The covers for all of Still Woozy’s songs are done by his now-fiance, Amiya Kahn-Tietz (but most people call her Cooks). Just as his music inspires her cover art, she inspires his music.
“She puts art into every little thing she does, it’s just inspiring to see,” Gamsky said. “She got so good at making these fancy things out of nowhere. Or when she dresses, she puts in all this detail. She just makes her whole life into the art, and I feel like that has kind of just inspired me more than anything else.”
What else inspires Still Woozy?
Still Woozy has been listening to a lot of Dominic Fike recently, specifically his most recent album, What Could Possibly Go Wrong. It’s made him realize what an album could be and has pumped him up to release an album of his own. He’s been busy at work on some pop-heavy songs, experimental beats and some slower, acoustic songs.

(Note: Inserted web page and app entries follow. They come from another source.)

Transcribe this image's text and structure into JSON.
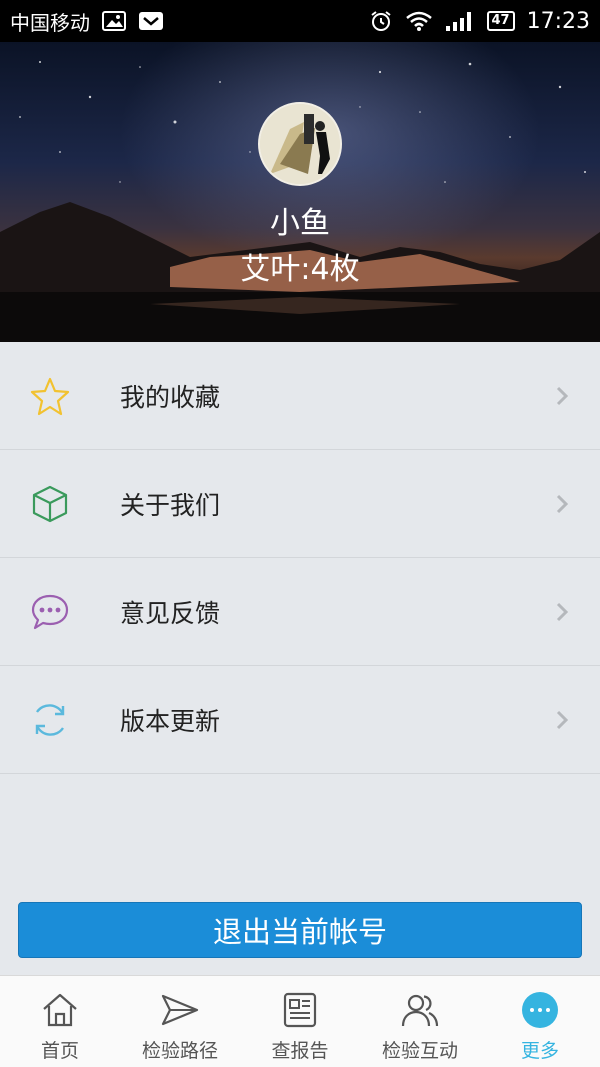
{
  "status_bar": {
    "carrier": "中国移动",
    "battery": "47",
    "time": "17:23"
  },
  "profile": {
    "username": "小鱼",
    "points": "艾叶:4枚"
  },
  "menu": {
    "items": [
      {
        "label": "我的收藏",
        "icon": "star-icon",
        "color": "#f2c230"
      },
      {
        "label": "关于我们",
        "icon": "cube-icon",
        "color": "#3a9a5c"
      },
      {
        "label": "意见反馈",
        "icon": "chat-bubble-icon",
        "color": "#9b5fb0"
      },
      {
        "label": "版本更新",
        "icon": "refresh-icon",
        "color": "#5bb9dd"
      }
    ]
  },
  "logout": {
    "label": "退出当前帐号",
    "color": "#1b8dd8"
  },
  "tabs": [
    {
      "label": "首页",
      "icon": "home-icon",
      "active": false
    },
    {
      "label": "检验路径",
      "icon": "send-icon",
      "active": false
    },
    {
      "label": "查报告",
      "icon": "report-icon",
      "active": false
    },
    {
      "label": "检验互动",
      "icon": "users-icon",
      "active": false
    },
    {
      "label": "更多",
      "icon": "more-icon",
      "active": true
    }
  ],
  "colors": {
    "active_tab": "#35b4e0",
    "chevron": "#b5b8bc"
  }
}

He’s also been enjoying D’Angelo’s Voodoo album while working out (too much quarantine pizza —I think we all can relate).
Books have also largely inspired older Still Woozy tracks. Dostoevsky’s The Brothers Karamazov has served as his blueprint for how to live life. The story tells of three brothers (Gamsky himself is one of three brothers): one who is egotistical, one intelligent and the third who has a go-with-the-flow energy. The book encouraged Gamsky to be more in touch with his emotions and to be aware of the impact he has.
How has quarantine affected his music?
Generally, Still Woozy would be on tour right about now forcing him to work on new ideas between gigs. But, he has a one-track-mind and pours everything into what he’s doing. So, this time alone in the Q (with Cooks and their puppy, Bimo — yes, named after Adventure Time’s BMO) has allowed him to zone into his work.
What’s the most memorable gig Still Woozy has played?
The title of most memorable gig falls to an October 2019 show at The Fonda Theatre in Los Angeles, where he crowd surfed in a giant inflatable rubber ducky. The best shows are ones with minimal, or no, crowd separation, in his opinion. If he had it his way, he’d be in the crowd moshing with his fans instead of up on a pedestal with everyone staring at him.
Another piece of the puzzle has been added to the wonderful world of Still Woozy with the release of BS. Head on over to your favorite streaming platform and take a listen - we promise you won’t regret it.
Rachel Kutcher is a Staff Writer for Rowdy Magazine. She loves the rain, candles, drinking wine, collecting jars and New Girl's Nick Miller. Her passions include destigmatizing sex, empowering women and sustainability.